“The Callenders had their hearts set on a traditional Bahamian feel with British Colonial imagery,” Walton says. “But in today’s world, British Colonial needs to be opened up.” Instead of distinctly defined social spaces inside and out, columns and beams separate the main living areas, but allow them to be open to each other. “This type of home is conducive to the couple’s hospitable lifestyle with nonstop guests,” says Cameron Hughes, the Chancey Design Partnership architect who oversaw the Callender project.

Step through louvered doors into the courtyard, where pretty terraced gardens with palms, an infinity pool with a hot tub and sun shelf, and patios with a dramatic fire feature and contemporary fountain all add up to an enticing sensory feast. Embracing the gardens, guest bungalows anchor the courtyard corners to create a spa-like retreat with areas for lounging, sunning and chatting. And just beyond, a pedestrian path leads to the beach.

Inside, the main house is a breath of fresh air with its crisp white palette studded with touches of blue. “We wanted to carry through the traditional feel with paneling, wainscoting and molding,” Sandra says. “It’s a beautiful architectural envelope that offers the perfect backdrop for the couple’s art and furnishings.” While the living and dining areas flow together, the bar is situated around the corner in an intimate setting. “Because they often entertain, Jason wanted a dedicated wine room and bar area,” Cameron says. “You have to walk though the bar to get to the wine room, where a brick accent wall displays Jason’s prized bottles of spirits set within its niches.
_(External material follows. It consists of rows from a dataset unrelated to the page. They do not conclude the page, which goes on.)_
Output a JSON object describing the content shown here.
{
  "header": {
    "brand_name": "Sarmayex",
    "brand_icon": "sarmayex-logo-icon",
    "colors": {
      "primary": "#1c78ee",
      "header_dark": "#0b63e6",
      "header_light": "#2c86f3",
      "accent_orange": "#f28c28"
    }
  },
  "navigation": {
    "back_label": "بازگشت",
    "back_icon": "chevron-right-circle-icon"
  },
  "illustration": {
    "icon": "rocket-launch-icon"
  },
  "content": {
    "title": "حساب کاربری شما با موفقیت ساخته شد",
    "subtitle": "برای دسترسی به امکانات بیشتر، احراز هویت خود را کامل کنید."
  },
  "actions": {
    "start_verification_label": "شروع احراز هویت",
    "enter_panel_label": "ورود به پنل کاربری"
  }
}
Spacious and inviting, the kitchen beckons family and friends to gather around the oversized island fitted to accommodate small social groupings. Black granite countertops contrast with white cabinetry, while sparkling stainless steel accents and a mirrored backsplash enhance the setting.

But while the house is guest-minded, it also has serene and private spaces. “In the master bedroom, you walk in and see the pool area, so we created a foyer with a paneled wall behind the bed,” Sandra says. The master baths each have a distinct feel. Jason’s sports a darker mahogany, while Sara’s bath is all fresh white with a patterned-concrete flooring and Calacatta marble countertops. “This is Sara’s dream bathroom,” Sandra says. “She wanted a freestanding center tub that looks out over the courtyard.”

And a last word about the courtyard, everything circles back to Jason and Sara hosting many events and gatherings. “When designing a courtyard like this, you want smaller social spaces with seating areas to facilitate that,” Cameron says. Here, an arbor overhead shapes an outdoor area that exudes the feeling of an intimate space for guests to carry on conversations. When all is said and done, the “Conch Shack” is a self-contained paradise on an island paradise … not even James Bond or Inspector Gadget could ask for more.